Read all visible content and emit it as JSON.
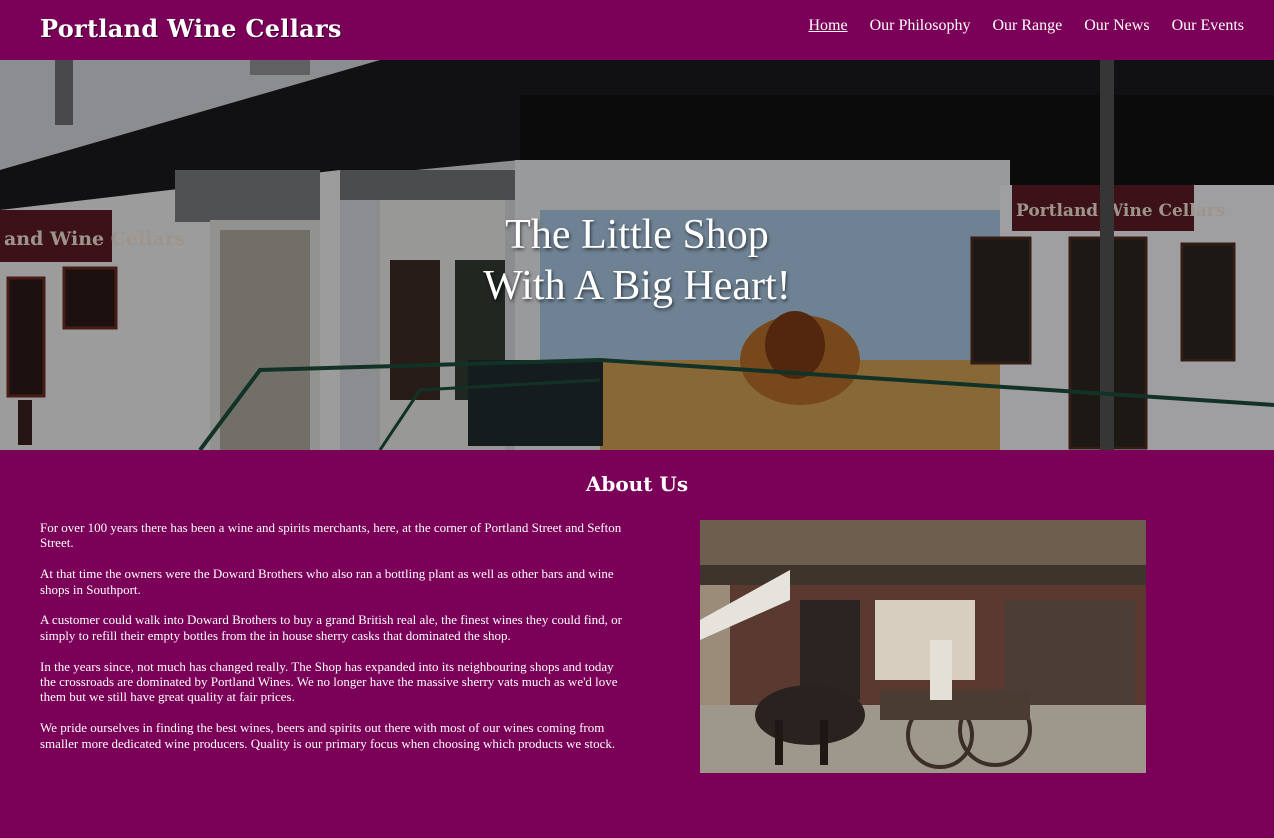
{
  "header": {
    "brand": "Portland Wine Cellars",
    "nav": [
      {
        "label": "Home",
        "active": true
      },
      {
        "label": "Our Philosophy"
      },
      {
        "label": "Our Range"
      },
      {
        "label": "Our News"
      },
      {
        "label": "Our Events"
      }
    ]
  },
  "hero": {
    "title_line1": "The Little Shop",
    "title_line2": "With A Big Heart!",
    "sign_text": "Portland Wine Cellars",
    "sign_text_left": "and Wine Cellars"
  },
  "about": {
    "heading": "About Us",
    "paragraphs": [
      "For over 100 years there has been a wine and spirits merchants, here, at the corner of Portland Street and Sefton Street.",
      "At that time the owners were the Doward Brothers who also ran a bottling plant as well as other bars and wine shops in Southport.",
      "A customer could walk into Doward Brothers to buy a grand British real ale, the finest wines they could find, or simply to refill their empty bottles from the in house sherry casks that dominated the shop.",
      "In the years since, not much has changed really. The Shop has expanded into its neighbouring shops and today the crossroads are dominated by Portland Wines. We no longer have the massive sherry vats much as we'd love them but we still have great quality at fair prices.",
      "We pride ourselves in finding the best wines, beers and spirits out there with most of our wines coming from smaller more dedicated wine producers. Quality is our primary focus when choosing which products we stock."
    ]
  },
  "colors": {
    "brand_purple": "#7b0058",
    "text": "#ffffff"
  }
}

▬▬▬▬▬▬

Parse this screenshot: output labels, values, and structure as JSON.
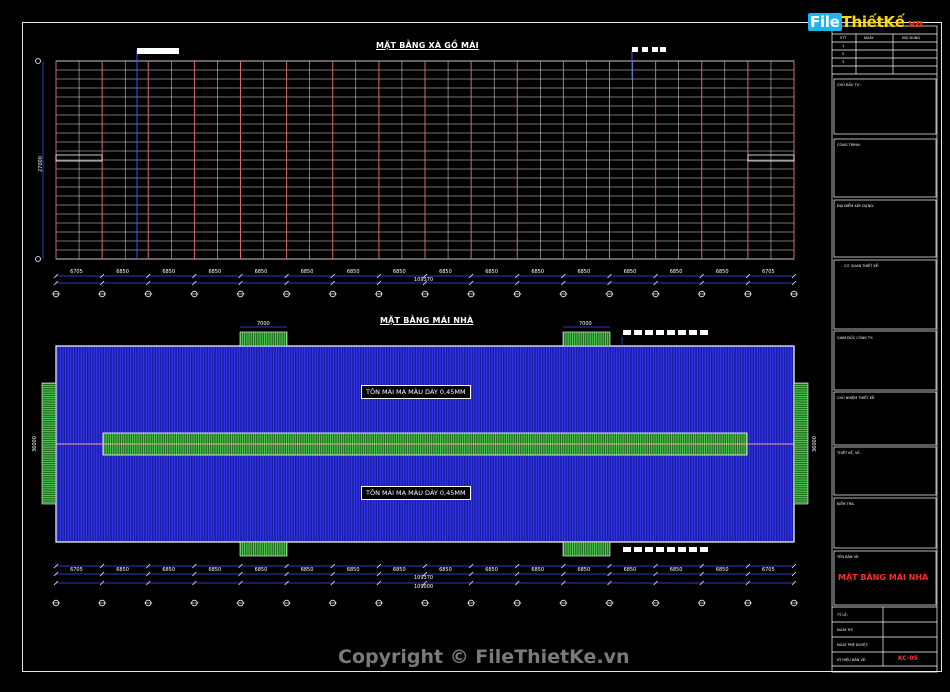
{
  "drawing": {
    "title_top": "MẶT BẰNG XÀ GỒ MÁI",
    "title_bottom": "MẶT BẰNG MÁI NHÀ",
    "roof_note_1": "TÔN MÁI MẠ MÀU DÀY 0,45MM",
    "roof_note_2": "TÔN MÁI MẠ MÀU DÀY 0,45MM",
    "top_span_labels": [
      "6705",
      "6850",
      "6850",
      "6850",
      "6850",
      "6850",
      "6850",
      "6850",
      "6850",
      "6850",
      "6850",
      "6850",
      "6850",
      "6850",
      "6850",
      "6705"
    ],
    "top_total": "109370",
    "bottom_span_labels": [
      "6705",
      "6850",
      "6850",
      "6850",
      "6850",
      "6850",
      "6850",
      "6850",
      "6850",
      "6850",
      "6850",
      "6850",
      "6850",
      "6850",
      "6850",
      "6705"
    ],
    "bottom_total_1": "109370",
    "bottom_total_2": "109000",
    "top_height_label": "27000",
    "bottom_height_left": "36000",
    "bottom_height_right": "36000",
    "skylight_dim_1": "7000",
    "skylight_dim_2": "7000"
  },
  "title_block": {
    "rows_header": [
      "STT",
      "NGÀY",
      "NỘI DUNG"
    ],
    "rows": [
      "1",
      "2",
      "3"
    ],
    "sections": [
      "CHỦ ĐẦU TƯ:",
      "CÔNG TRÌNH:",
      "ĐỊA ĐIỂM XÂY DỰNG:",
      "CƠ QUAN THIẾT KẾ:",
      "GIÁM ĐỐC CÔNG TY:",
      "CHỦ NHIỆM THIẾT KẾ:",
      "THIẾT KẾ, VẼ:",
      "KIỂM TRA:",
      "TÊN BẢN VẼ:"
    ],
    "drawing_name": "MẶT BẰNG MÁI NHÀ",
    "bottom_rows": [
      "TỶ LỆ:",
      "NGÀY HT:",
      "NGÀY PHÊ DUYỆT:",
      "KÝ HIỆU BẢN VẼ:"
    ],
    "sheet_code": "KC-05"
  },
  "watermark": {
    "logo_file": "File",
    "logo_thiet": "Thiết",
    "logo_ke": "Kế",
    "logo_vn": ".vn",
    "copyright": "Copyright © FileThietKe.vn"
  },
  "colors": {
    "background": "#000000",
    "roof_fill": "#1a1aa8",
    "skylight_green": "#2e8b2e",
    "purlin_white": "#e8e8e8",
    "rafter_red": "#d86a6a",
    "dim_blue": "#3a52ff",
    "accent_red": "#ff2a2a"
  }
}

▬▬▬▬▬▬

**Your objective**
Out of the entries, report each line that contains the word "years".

**Result below**
      "For over 100 years there has been a wine and spirits merchants, here, at the corner of Portland Street and Sefton Street.",
      "In the years since, not much has changed really. The Shop has expanded into its neighbouring shops and today the crossroads are dominated by Portland Wines. We no longer have the massive sherry vats much as we'd love them but we still have great quality at fair prices.",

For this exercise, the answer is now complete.